The excavation generated a lot of interest with regular visitors to the site, as well as a very popular open day that attracted a large number of people. During the open day over 150 visitors were given guided tours of the site, during which they learnt about the history of the site and were able to observe the ongoing excavations (figure 6). A private tour group of Cambridge Alumni also visited the temple as part of a wider tour of the island’s prehistoric sites. In addition to these tours the excavation also generated a lot of media interest and was featured in the local press and in a news segment on TVMalta.

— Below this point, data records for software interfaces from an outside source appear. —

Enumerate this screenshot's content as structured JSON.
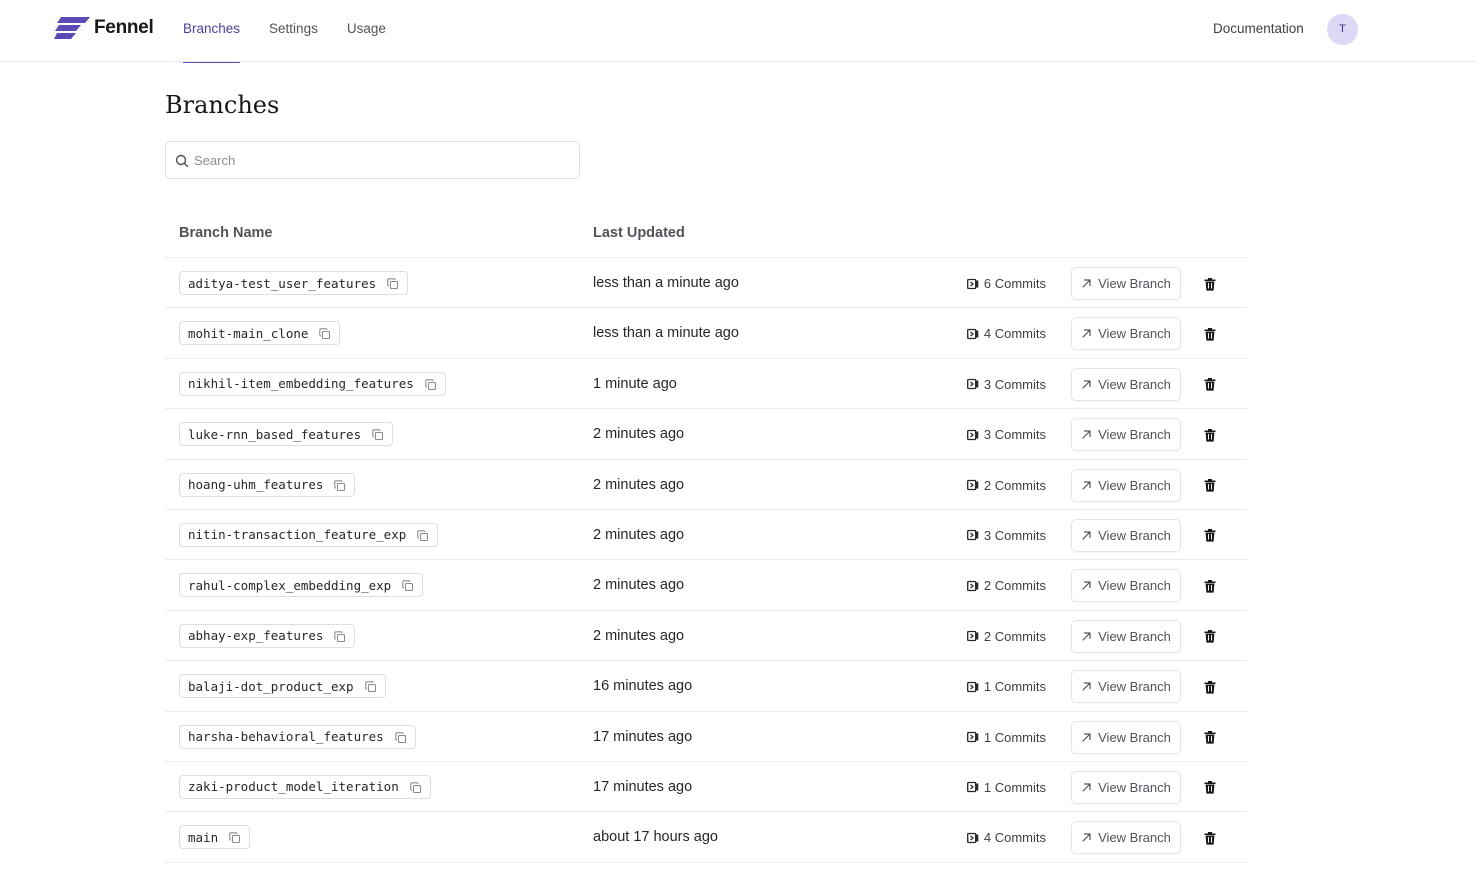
{
  "app": {
    "name": "Fennel"
  },
  "nav": [
    {
      "label": "Branches",
      "active": true
    },
    {
      "label": "Settings",
      "active": false
    },
    {
      "label": "Usage",
      "active": false
    }
  ],
  "header": {
    "documentation_label": "Documentation",
    "avatar_initial": "T"
  },
  "page": {
    "title": "Branches"
  },
  "search": {
    "placeholder": "Search",
    "value": ""
  },
  "table": {
    "columns": [
      "Branch Name",
      "Last Updated"
    ],
    "view_label": "View Branch",
    "rows": [
      {
        "name": "aditya-test_user_features",
        "updated": "less than a minute ago",
        "commits": "6 Commits"
      },
      {
        "name": "mohit-main_clone",
        "updated": "less than a minute ago",
        "commits": "4 Commits"
      },
      {
        "name": "nikhil-item_embedding_features",
        "updated": "1 minute ago",
        "commits": "3 Commits"
      },
      {
        "name": "luke-rnn_based_features",
        "updated": "2 minutes ago",
        "commits": "3 Commits"
      },
      {
        "name": "hoang-uhm_features",
        "updated": "2 minutes ago",
        "commits": "2 Commits"
      },
      {
        "name": "nitin-transaction_feature_exp",
        "updated": "2 minutes ago",
        "commits": "3 Commits"
      },
      {
        "name": "rahul-complex_embedding_exp",
        "updated": "2 minutes ago",
        "commits": "2 Commits"
      },
      {
        "name": "abhay-exp_features",
        "updated": "2 minutes ago",
        "commits": "2 Commits"
      },
      {
        "name": "balaji-dot_product_exp",
        "updated": "16 minutes ago",
        "commits": "1 Commits"
      },
      {
        "name": "harsha-behavioral_features",
        "updated": "17 minutes ago",
        "commits": "1 Commits"
      },
      {
        "name": "zaki-product_model_iteration",
        "updated": "17 minutes ago",
        "commits": "1 Commits"
      },
      {
        "name": "main",
        "updated": "about 17 hours ago",
        "commits": "4 Commits"
      }
    ]
  },
  "icons": {
    "logo": "fennel-logo-icon",
    "search": "search-icon",
    "copy": "copy-icon",
    "commit": "commit-icon",
    "view": "arrow-up-right-icon",
    "delete": "trash-icon"
  },
  "colors": {
    "accent": "#5b4bb5",
    "avatar_bg": "#ddd8f6"
  }
}
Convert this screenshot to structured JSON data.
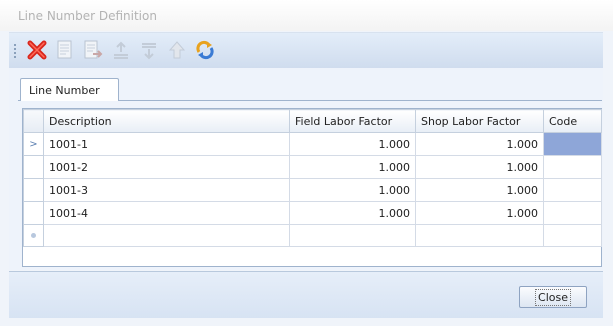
{
  "window": {
    "title": "Line Number Definition"
  },
  "toolbar": {
    "buttons": [
      {
        "name": "delete",
        "icon": "delete-x-icon",
        "enabled": true
      },
      {
        "name": "edit",
        "icon": "edit-document-icon",
        "enabled": false
      },
      {
        "name": "export",
        "icon": "export-document-icon",
        "enabled": false
      },
      {
        "name": "move-up",
        "icon": "move-up-icon",
        "enabled": false
      },
      {
        "name": "move-down",
        "icon": "move-down-icon",
        "enabled": false
      },
      {
        "name": "arrow-up",
        "icon": "arrow-up-icon",
        "enabled": false
      },
      {
        "name": "refresh",
        "icon": "refresh-icon",
        "enabled": true
      }
    ]
  },
  "tabs": [
    {
      "label": "Line Number",
      "active": true
    }
  ],
  "grid": {
    "columns": [
      "Description",
      "Field Labor Factor",
      "Shop Labor Factor",
      "Code"
    ],
    "rows": [
      {
        "description": "1001-1",
        "field_labor_factor": "1.000",
        "shop_labor_factor": "1.000",
        "code": "",
        "current": true
      },
      {
        "description": "1001-2",
        "field_labor_factor": "1.000",
        "shop_labor_factor": "1.000",
        "code": ""
      },
      {
        "description": "1001-3",
        "field_labor_factor": "1.000",
        "shop_labor_factor": "1.000",
        "code": ""
      },
      {
        "description": "1001-4",
        "field_labor_factor": "1.000",
        "shop_labor_factor": "1.000",
        "code": ""
      }
    ],
    "row_indicator": ">"
  },
  "footer": {
    "close_label": "Close"
  },
  "colors": {
    "selected_cell": "#8ea6d8",
    "toolbar_bg": "#d6e3f3",
    "border": "#9fb3cd",
    "delete_red": "#d9261c"
  }
}
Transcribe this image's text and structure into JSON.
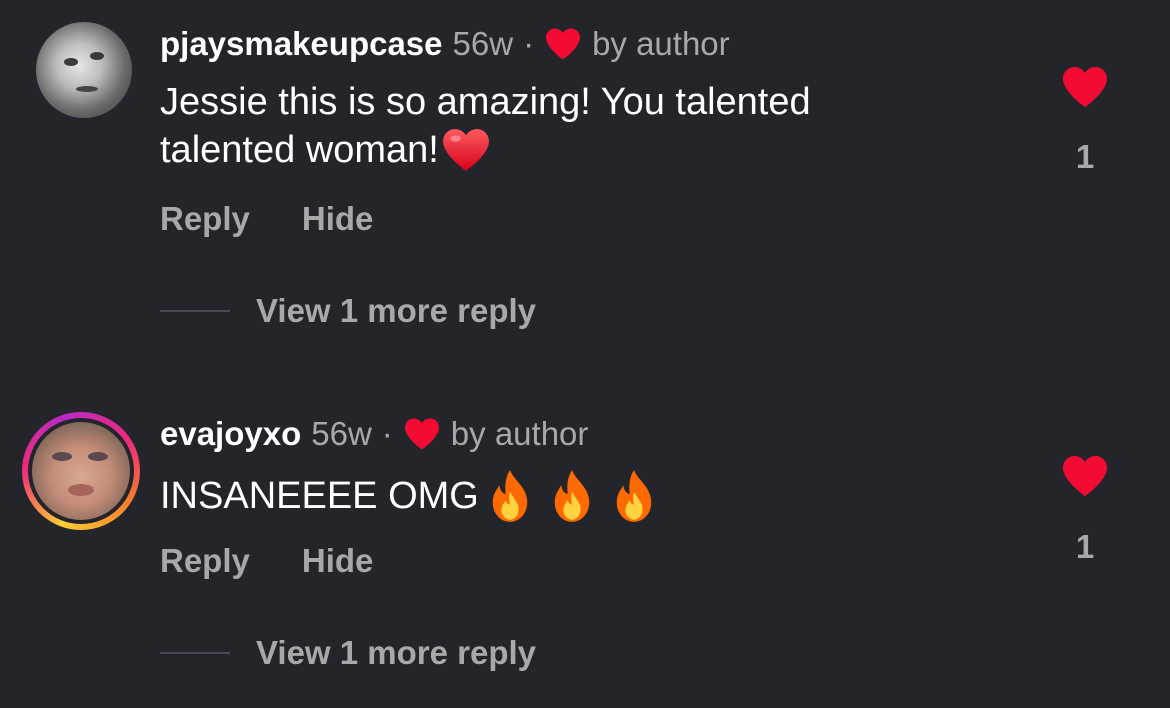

The excavation uncovered a number of new features and exposed a possible early settlement site. Throughout the course of the excavation the team also recovered substantial amounts of ceramics and animal bone and occasional flakes of flint and obsidian from the site. Bulk samples of soil were also systematically collected and wet-sieved by Dr Evan Hill (Queen’s University Belfast) for charcoal and plant remains and subsequently subsampled for other palaeoenvironmental indicators, which will assist in building a better understanding of the prehistoric environment of Malta.
As with the temple site at Santa Verna, 3D laser scans were taken by Jeremy Bennett (University of Cambridge) and John Meneely (Queen’s University Belfast). These scans represent an immensely detailed record of the site and provide both researchers and the public with a unique means of visualising and studying the temple.
Ashby, T., Bradley, R. N., Peet, T. E. and Tagiaferro, N. 1913. Excavations in 1908-11 in Various Megalithic Buildings in Malta and Gozo. Papers of the British School at Rome 6, 1-126.
Boyle, S. 2014. The social and physical environment of early Gozo – a study of settlement and change. Unpublished Ph.D. thesis, Queen’s University Belfast.
Malone, C., Stoddart, S., Bonanno, A., Trump, D. H., Gouder, T. and Pace, A. 2009. Mortuary customs in prehistoric Malta. Excavations at the Brochtorff Circle at Xaghra (1987-1994). Cambridge: McDonald Institute for Archaeological Research.